Muson said that 1,184 people bought tickets to the Beach Bunny concert and that she has met five people who lost money. At least eight Ithaca College students have reported having lost their money as well, based on anecdotal reports. Some Reddit users who are Cornell students have claimed to lose over $1,000.
“It seems like not everyone is dealing with this, but a lot of people still are,” Muson said.
“Even though the breach has been dealt with, a lot of people’s information is still compromised from that [and] hasn’t been used yet.”
First-year Ithaca College student Gaby Robino lost a total of $324 in three charges of $108 each after she bought tickets to an ice hockey game at Cornell University in February.
“I was assuming that this was a stable way to do it because … [AudienceView] is something that’s used nationwide, it seems secure,” Robino said. “So, it is annoying that things that seem trustworthy, it never really is in this modern era where technology is at such a high level, but so are the people that can steal [information].”
While Schriver has been refunded the money she lost, Robino is working with her bank and will receive her refund deposit soon.
Casey Thomas ’13, public relations specialist at AudienceView, said via email that efforts have been made by the company to ensure that stakeholders’ privacy is not compromised in the future.
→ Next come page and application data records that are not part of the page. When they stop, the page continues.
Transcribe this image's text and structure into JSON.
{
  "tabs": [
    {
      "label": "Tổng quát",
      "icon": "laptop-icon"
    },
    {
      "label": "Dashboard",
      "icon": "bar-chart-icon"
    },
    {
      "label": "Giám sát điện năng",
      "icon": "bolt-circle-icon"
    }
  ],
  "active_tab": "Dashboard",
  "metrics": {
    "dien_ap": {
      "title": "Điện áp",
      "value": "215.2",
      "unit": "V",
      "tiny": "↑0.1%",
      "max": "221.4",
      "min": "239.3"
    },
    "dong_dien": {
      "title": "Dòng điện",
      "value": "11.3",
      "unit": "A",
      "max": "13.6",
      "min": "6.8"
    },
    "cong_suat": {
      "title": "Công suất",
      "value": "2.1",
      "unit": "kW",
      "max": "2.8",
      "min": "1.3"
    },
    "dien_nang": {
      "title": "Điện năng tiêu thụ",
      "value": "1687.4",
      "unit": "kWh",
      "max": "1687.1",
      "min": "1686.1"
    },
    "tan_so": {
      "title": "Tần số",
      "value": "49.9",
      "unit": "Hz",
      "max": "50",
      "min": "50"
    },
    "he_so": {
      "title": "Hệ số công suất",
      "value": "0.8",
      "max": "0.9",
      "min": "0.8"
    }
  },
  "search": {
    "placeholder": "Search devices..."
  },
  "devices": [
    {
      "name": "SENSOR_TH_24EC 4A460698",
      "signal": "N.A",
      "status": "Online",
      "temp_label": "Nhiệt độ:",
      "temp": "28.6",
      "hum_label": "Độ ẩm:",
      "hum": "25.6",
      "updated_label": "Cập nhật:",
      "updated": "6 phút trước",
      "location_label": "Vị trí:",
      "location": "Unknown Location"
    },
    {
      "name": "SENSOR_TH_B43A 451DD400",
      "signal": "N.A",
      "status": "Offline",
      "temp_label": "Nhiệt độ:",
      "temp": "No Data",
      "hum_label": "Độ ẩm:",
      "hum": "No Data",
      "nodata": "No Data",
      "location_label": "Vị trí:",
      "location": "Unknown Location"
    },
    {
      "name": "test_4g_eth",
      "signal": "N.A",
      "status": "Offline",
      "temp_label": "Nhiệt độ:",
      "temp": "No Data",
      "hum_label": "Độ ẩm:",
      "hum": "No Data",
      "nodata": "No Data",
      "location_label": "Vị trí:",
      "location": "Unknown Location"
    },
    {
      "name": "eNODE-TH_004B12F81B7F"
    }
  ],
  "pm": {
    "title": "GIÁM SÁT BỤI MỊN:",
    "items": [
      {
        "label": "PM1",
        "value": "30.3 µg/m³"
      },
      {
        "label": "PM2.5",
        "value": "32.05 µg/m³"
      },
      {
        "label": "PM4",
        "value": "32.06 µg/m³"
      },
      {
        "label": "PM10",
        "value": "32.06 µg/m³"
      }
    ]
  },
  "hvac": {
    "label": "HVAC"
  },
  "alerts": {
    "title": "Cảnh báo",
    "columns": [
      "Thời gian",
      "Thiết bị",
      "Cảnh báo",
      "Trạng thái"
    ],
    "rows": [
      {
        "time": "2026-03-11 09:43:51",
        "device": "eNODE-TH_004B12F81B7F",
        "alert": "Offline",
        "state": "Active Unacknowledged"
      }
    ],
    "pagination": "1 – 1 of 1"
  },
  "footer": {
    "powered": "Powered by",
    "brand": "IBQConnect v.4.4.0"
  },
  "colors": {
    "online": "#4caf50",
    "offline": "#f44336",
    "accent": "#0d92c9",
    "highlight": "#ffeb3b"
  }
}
Thomas said AudienceView is working with Mandiant, a company that specializes in cyber threat investigations and security, to prevent breaches in the future.
“In response [to the breach], we moved quickly to remove the identified malware from our campus product and reviewed the potentially impacted data,” Thomas said. “All potentially impacted parties have been contacted and offered credit monitoring and identity protection services for 12 months, free of charge.”
David Weil, chief information officer in the Ithaca College Department of Information Technology, said all higher education institutions need to use platforms like AudienceView to organize events, but both the organizers and the customers must responsibly deal with data.
Weil said that to avoid having credit or debit card information stolen, individuals should keep the following things in mind: putting fraud alerts on cards, checking bank statements regularly, contacting banks if something does not seem right and ensuring that they input sensitive financial information online only in a secure and encrypted website.
“All colleges and universities and organizations need to rely on partners to provide some of the services,” Weil said. “As part of those partner arrangements, the institution does its due diligence and ensures to the best of its ability that there’s certain controls and security measures in place. And I’m sure Cornell did that … but at the end of the day, we’re relying on this other company to have secure policies and processes … as individuals, we’re going to utilize these services. And so the way we protect ourselves is through our due diligence.”